In the interests of full disclosure, here are my biases: When Google first announced its acquisition of Motorola Mobility, I was mostly negative from a strategic standpoint. Other than the patents, I did not see much value or a fit with culture, expertise, or products. I also assumed that Motorola Home Division customers were probably uncomfortable making long-term architectural commitments to Google.
If the acquisition were just about patents, then Google (Nasdaq: GOOG) clearly paid a premium for Motorola Mobility LLC . During the short tenure, there was little hard information. But, anecdotally, it seemed that my assessment was correct and that Motorola Home was losing momentum.
When Google then announced that it was selling the Moto Home division to Arris Group Inc. (Nasdaq: ARRS), I was mostly bullish. There was a much better fit with Arris's culture, management expertise, and products. This purchase gave Arris a more diverse customer base.
As with any large acquisition, assessing the long-term success is tricky, especially with a dearth of information. Now, with Arris's first earnings post acquisition, we have some more insights.
Revenues grew a huge (and expected) 186 percent, roundly beating earnings expectations. Arris is moving quickly to integrate Moto, and the company is already starting to see cost savings from supply-chain efficiencies.
On the product side, Arris is seeing significant shipments of the E6000 (mostly to Comcast Corp. (Nasdaq: CMCSA, CMCSK)), with deployments and trials in multiple geographies. The company can boast wins in infrastructure and CPE, such as Comcast's XG1 hybrid QAM IP gateway.
The negative news came primarily from Moto, which lost momentum because of Google ownership.

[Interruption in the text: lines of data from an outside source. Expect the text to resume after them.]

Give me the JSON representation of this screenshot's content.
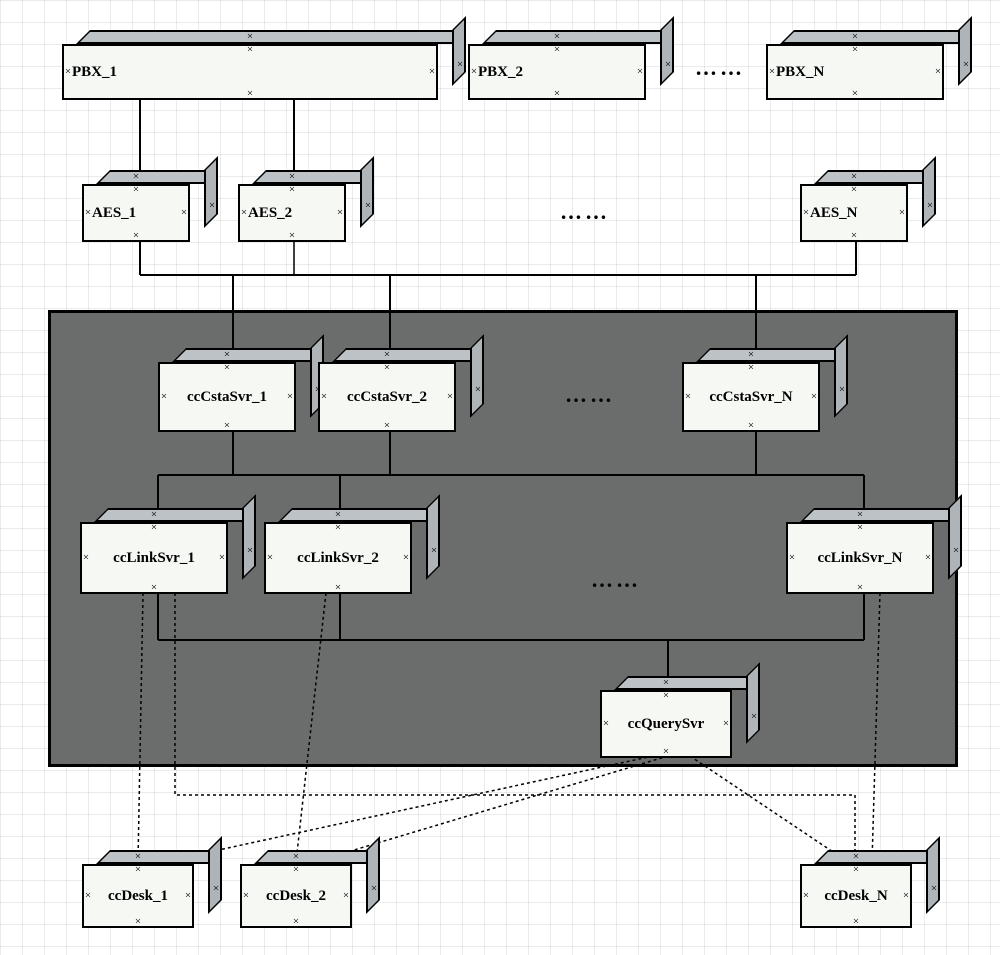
{
  "diagram": {
    "type": "architecture-block-diagram",
    "rows": [
      {
        "name": "PBX",
        "boxes": [
          {
            "id": "pbx1",
            "label": "PBX_1"
          },
          {
            "id": "pbx2",
            "label": "PBX_2"
          },
          {
            "id": "pbxN",
            "label": "PBX_N"
          }
        ],
        "ellipsis": true
      },
      {
        "name": "AES",
        "boxes": [
          {
            "id": "aes1",
            "label": "AES_1"
          },
          {
            "id": "aes2",
            "label": "AES_2"
          },
          {
            "id": "aesN",
            "label": "AES_N"
          }
        ],
        "ellipsis": true
      },
      {
        "name": "ccCstaSvr",
        "boxes": [
          {
            "id": "csta1",
            "label": "ccCstaSvr_1"
          },
          {
            "id": "csta2",
            "label": "ccCstaSvr_2"
          },
          {
            "id": "cstaN",
            "label": "ccCstaSvr_N"
          }
        ],
        "ellipsis": true
      },
      {
        "name": "ccLinkSvr",
        "boxes": [
          {
            "id": "link1",
            "label": "ccLinkSvr_1"
          },
          {
            "id": "link2",
            "label": "ccLinkSvr_2"
          },
          {
            "id": "linkN",
            "label": "ccLinkSvr_N"
          }
        ],
        "ellipsis": true
      },
      {
        "name": "ccQuerySvr",
        "boxes": [
          {
            "id": "query",
            "label": "ccQuerySvr"
          }
        ],
        "ellipsis": false
      },
      {
        "name": "ccDesk",
        "boxes": [
          {
            "id": "desk1",
            "label": "ccDesk_1"
          },
          {
            "id": "desk2",
            "label": "ccDesk_2"
          },
          {
            "id": "deskN",
            "label": "ccDesk_N"
          }
        ],
        "ellipsis": false
      }
    ],
    "connections": [
      {
        "from": "pbx1",
        "to": "aes1",
        "style": "solid"
      },
      {
        "from": "pbx1",
        "to": "aes2",
        "style": "solid"
      },
      {
        "from": "pbx2",
        "to": "aesN",
        "style": "implied"
      },
      {
        "from": "pbxN",
        "to": "aesN",
        "style": "implied"
      },
      {
        "from": "aes1",
        "to": "csta1",
        "style": "solid"
      },
      {
        "from": "aes2",
        "to": "csta2",
        "style": "solid"
      },
      {
        "from": "aesN",
        "to": "cstaN",
        "style": "solid"
      },
      {
        "from": "csta1",
        "to": "link1",
        "style": "bus"
      },
      {
        "from": "csta1",
        "to": "link2",
        "style": "bus"
      },
      {
        "from": "csta1",
        "to": "linkN",
        "style": "bus"
      },
      {
        "from": "csta2",
        "to": "link1",
        "style": "bus"
      },
      {
        "from": "csta2",
        "to": "link2",
        "style": "bus"
      },
      {
        "from": "csta2",
        "to": "linkN",
        "style": "bus"
      },
      {
        "from": "cstaN",
        "to": "link1",
        "style": "bus"
      },
      {
        "from": "cstaN",
        "to": "link2",
        "style": "bus"
      },
      {
        "from": "cstaN",
        "to": "linkN",
        "style": "bus"
      },
      {
        "from": "link1",
        "to": "query",
        "style": "bus"
      },
      {
        "from": "link2",
        "to": "query",
        "style": "bus"
      },
      {
        "from": "linkN",
        "to": "query",
        "style": "bus"
      },
      {
        "from": "link1",
        "to": "desk1",
        "style": "dashed"
      },
      {
        "from": "link1",
        "to": "deskN",
        "style": "dashed"
      },
      {
        "from": "link2",
        "to": "desk2",
        "style": "dashed"
      },
      {
        "from": "linkN",
        "to": "deskN",
        "style": "dashed"
      },
      {
        "from": "query",
        "to": "desk1",
        "style": "dashed"
      },
      {
        "from": "query",
        "to": "desk2",
        "style": "dashed"
      },
      {
        "from": "query",
        "to": "deskN",
        "style": "dashed"
      }
    ],
    "panel": {
      "contains": [
        "ccCstaSvr",
        "ccLinkSvr",
        "ccQuerySvr"
      ]
    }
  },
  "ellipsis": "……"
}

Gross margins slid to 23 percent, down from nearly 34 percent last year, and the traditional STB business is down 8 to 10 percent from last year.
But I am most concerned about the gross margin. A back of the envelope calculation reveals that Moto's gross margins fell to 17 percent (see the delta column in Table 1).
The challenges of integrating the two companies and rationalizing products, processes, and organizations are more straightforward because the levers of change are mostly under Arris's control. That allows it to find the duplications/inefficiencies, make tough choices, and address damage control.
Boosting gross margin is a greater challenge, though, because it takes longer and is more nuanced. External factors (such as technological change, competitive pressures, and customers' needs) and internal factors (such as product design/life cycles, and manufacturing processes) limit the degrees of freedom in moving the needle.
While I am still mostly bullish on the Arris/Moto combination, there are significant challenges ahead for its management team. Increasing Moto's gross margins is one that I would put at the top of the list.
— David Dines, Principal Analyst, Video Infrastructure, ACG Research